Sleep Apnea is a sleeping disorder that occurs when a person’s sleep is disrupted by repeated breathing. It influences the way you respirate when you are in sleep. Breathing can become interrupted or can become shallow. The pause can vary from 10 to 15 seconds and the occurrence can be higher leaving you to have a light sleep. This happens because the brain and the rest of the body do not get enough oxygen.
If you snore loudly and be tired even after a full night’s sleep, you could be suffering from sleep apnea.
Types of Sleep Apnea
There are three types of sleep apnea. They are listed below.

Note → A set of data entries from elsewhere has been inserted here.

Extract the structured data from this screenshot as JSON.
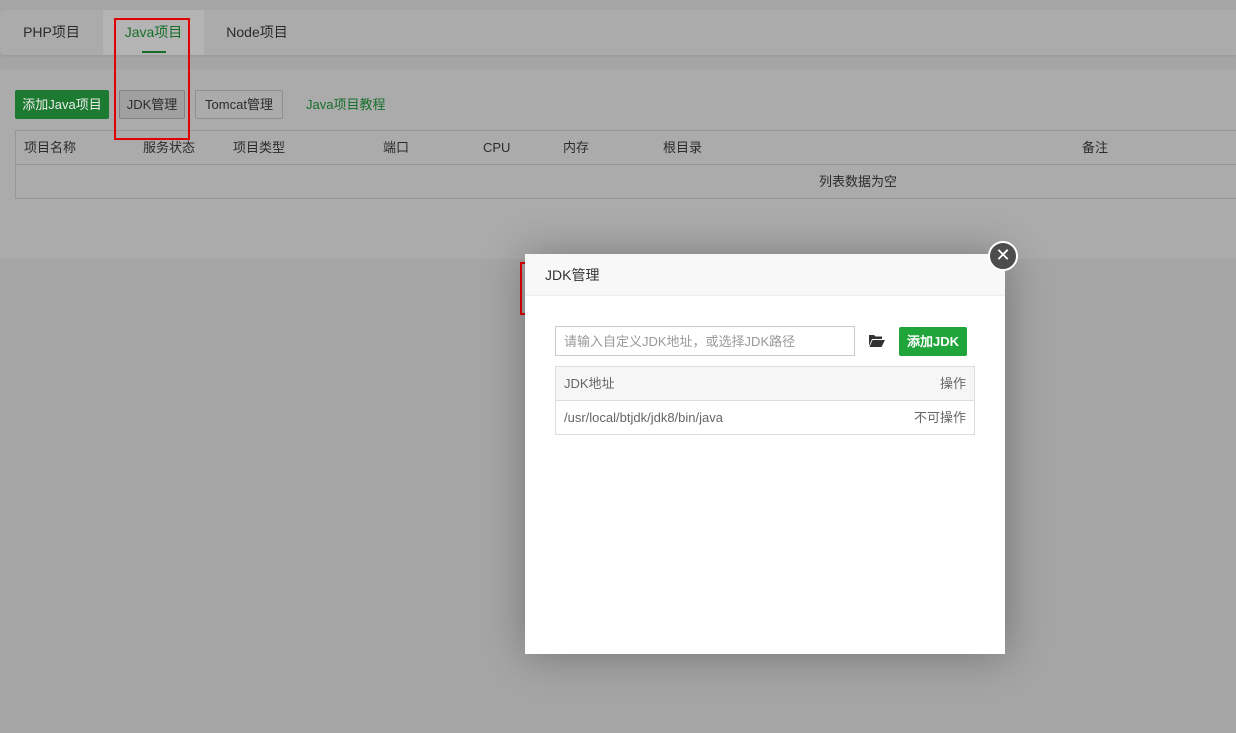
{
  "tabs": [
    {
      "label": "PHP项目"
    },
    {
      "label": "Java项目"
    },
    {
      "label": "Node项目"
    }
  ],
  "toolbar": {
    "add_java_label": "添加Java项目",
    "jdk_manage_label": "JDK管理",
    "tomcat_manage_label": "Tomcat管理",
    "tutorial_label": "Java项目教程"
  },
  "project_table": {
    "columns": [
      "项目名称",
      "服务状态",
      "项目类型",
      "端口",
      "CPU",
      "内存",
      "根目录",
      "备注"
    ],
    "empty_text": "列表数据为空"
  },
  "dialog": {
    "title": "JDK管理",
    "input_placeholder": "请输入自定义JDK地址，或选择JDK路径",
    "add_button": "添加JDK",
    "close_symbol": "✕",
    "table": {
      "columns": [
        "JDK地址",
        "操作"
      ],
      "rows": [
        {
          "path": "/usr/local/btjdk/jdk8/bin/java",
          "action": "不可操作"
        }
      ]
    }
  },
  "colors": {
    "accent": "#20a53a",
    "highlight": "#e20000"
  }
}
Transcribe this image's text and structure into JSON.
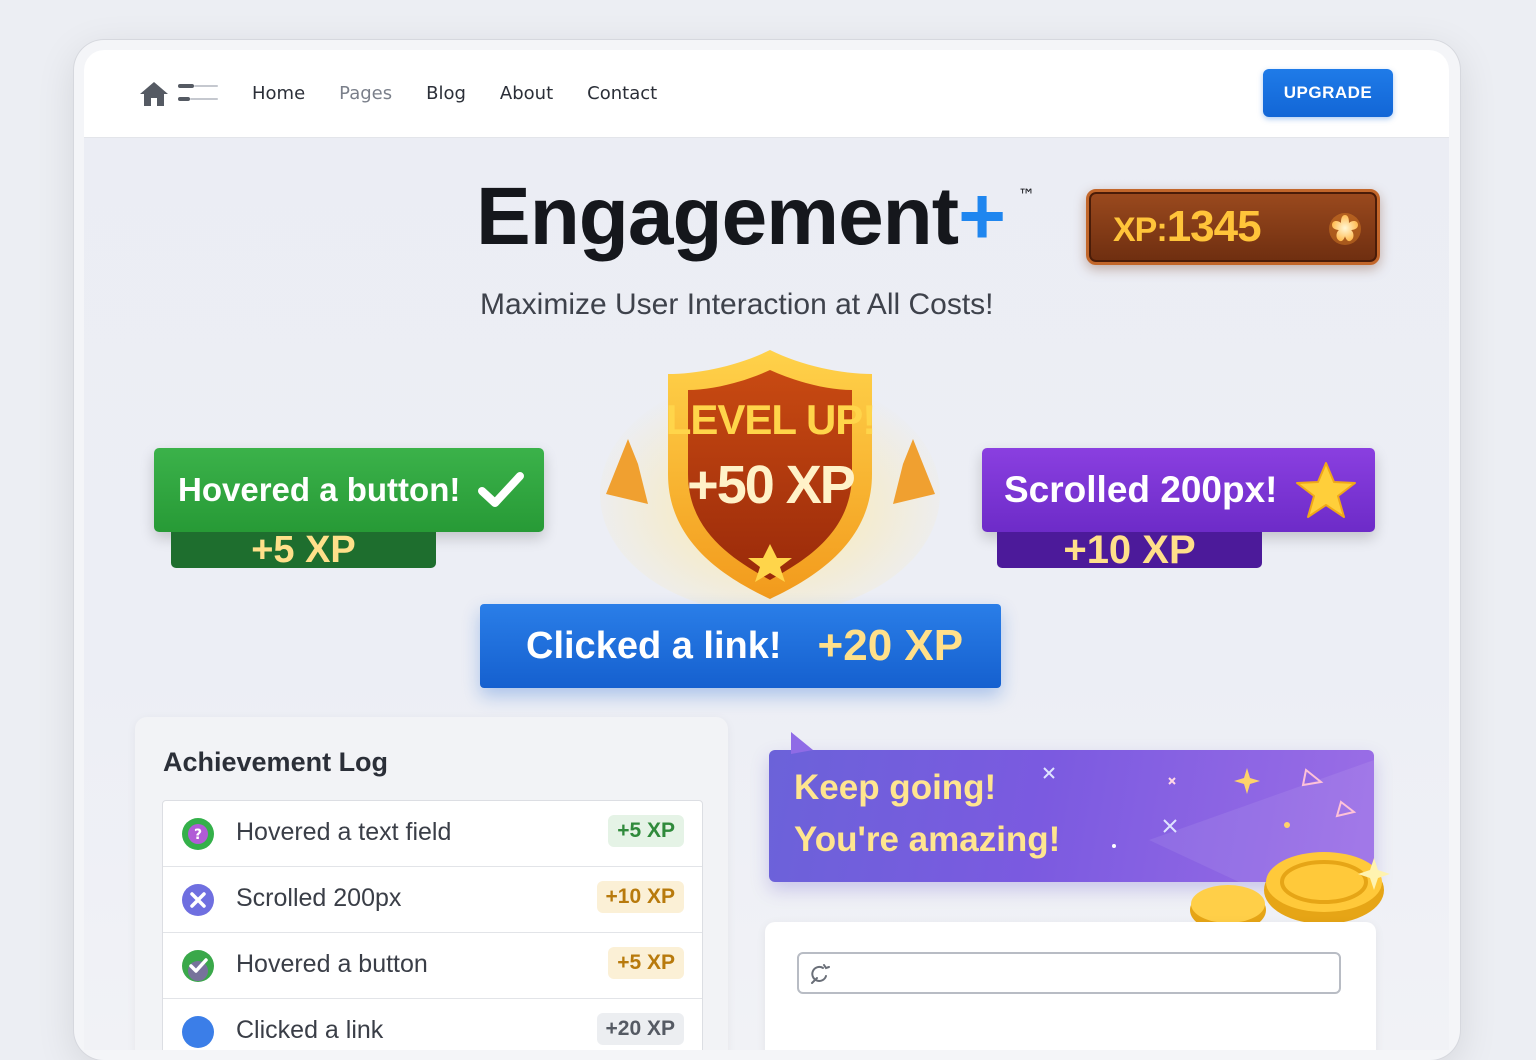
{
  "nav": {
    "links": [
      "Home",
      "Pages",
      "Blog",
      "About",
      "Contact"
    ],
    "upgrade_label": "UPGRADE"
  },
  "header": {
    "title": "Engagement",
    "title_plus": "+",
    "trademark": "™",
    "subtitle": "Maximize User Interaction at All Costs!",
    "xp_label": "XP:",
    "xp_value": "1345"
  },
  "rewards": {
    "hover": {
      "label": "Hovered a button!",
      "points": "+5 XP"
    },
    "level": {
      "line1": "LEVEL UP!",
      "line2": "+50 XP"
    },
    "scroll": {
      "label": "Scrolled 200px!",
      "points": "+10 XP"
    },
    "click": {
      "label": "Clicked a link!",
      "points": "+20 XP"
    }
  },
  "achievement_log": {
    "title": "Achievement Log",
    "items": [
      {
        "text": "Hovered a text field",
        "points": "+5 XP"
      },
      {
        "text": "Scrolled 200px",
        "points": "+10 XP"
      },
      {
        "text": "Hovered a button",
        "points": "+5 XP"
      },
      {
        "text": "Clicked a link",
        "points": "+20 XP"
      }
    ]
  },
  "encouragement": {
    "line1": "Keep going!",
    "line2": "You're amazing!"
  },
  "search": {
    "placeholder": ""
  },
  "colors": {
    "accent": "#1f86ef",
    "green": "#2ca23c",
    "purple": "#7a35d6",
    "blue": "#1a6ee0",
    "gold": "#ffc43a"
  }
}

1) Obstructive Sleep Apnea: This is the most probable form of sleep apnea which occurs because of blocked airway passage in the back of throat. The muscles in the throat retract when we sleep and thus, does not allow passing of enough air. This causes you to snore aloud. The louder the snoring, the narrower will be the opening in the throat.
2) Central Sleep Apnea: People suffering from central sleep apnea snore infrequently. This is not a common type of sleep disorder. This occurs when the brain declines to signal the muscles that controls breathing due to instability in the respiratory control center.
3) Complex Sleep Apnea: A combination of both the obstructive and central sleep apnea is called complex sleep apnea.
Read More: WHY DO WE SNORE?
Symptoms of Sleep Apnea
It may prove to be tough to identify sleep apnea on your own since most of them occur when you are asleep.
It may also become difficult to detect the type of sleep apnea that has occurred as the symptoms of obstructive and central sleep apnea may overlap.
Following are the symptoms of sleep apnea in general.
- Loud snoring
- Interrupted breathing
- Dry or sore throat after waking up
- Sleepiness or lack of energy during the day even after whole night sleep
- Abrupt awakenings due to shortage of breath
Causes of Sleep Apnea
Sleep apnea is caused by the relaxation of your throat muscles during sleep. When the throat muscles relax, the air passage becomes narrow and does not let you breathe properly. This also lowers the level of oxygen in your blood. The brain then forces you to wake up because of unavailability of oxygen.
This behavior disrupts your sound sleep and arouses your sleep during the waking hours of the day.
Another cause of sleep apnea is that when your brain fails to transmit signals to the muscles. This could lead to disruption and awakening at night.
Risk Factors of Sleep Apnea
Higher risks of sleep apnea may occur if you are:
- A smoker
- Related to someone who is suffering from sleep apnea
- Above 65 years of age
- Thick neck
- Receding chin
- Enlarged tonsils
Sleep Apnea can prove to be quite risky for your health. So, it is advised to consult a doctor before it’s too late!
Also Read: 5 Steps to Get Relief from Snoring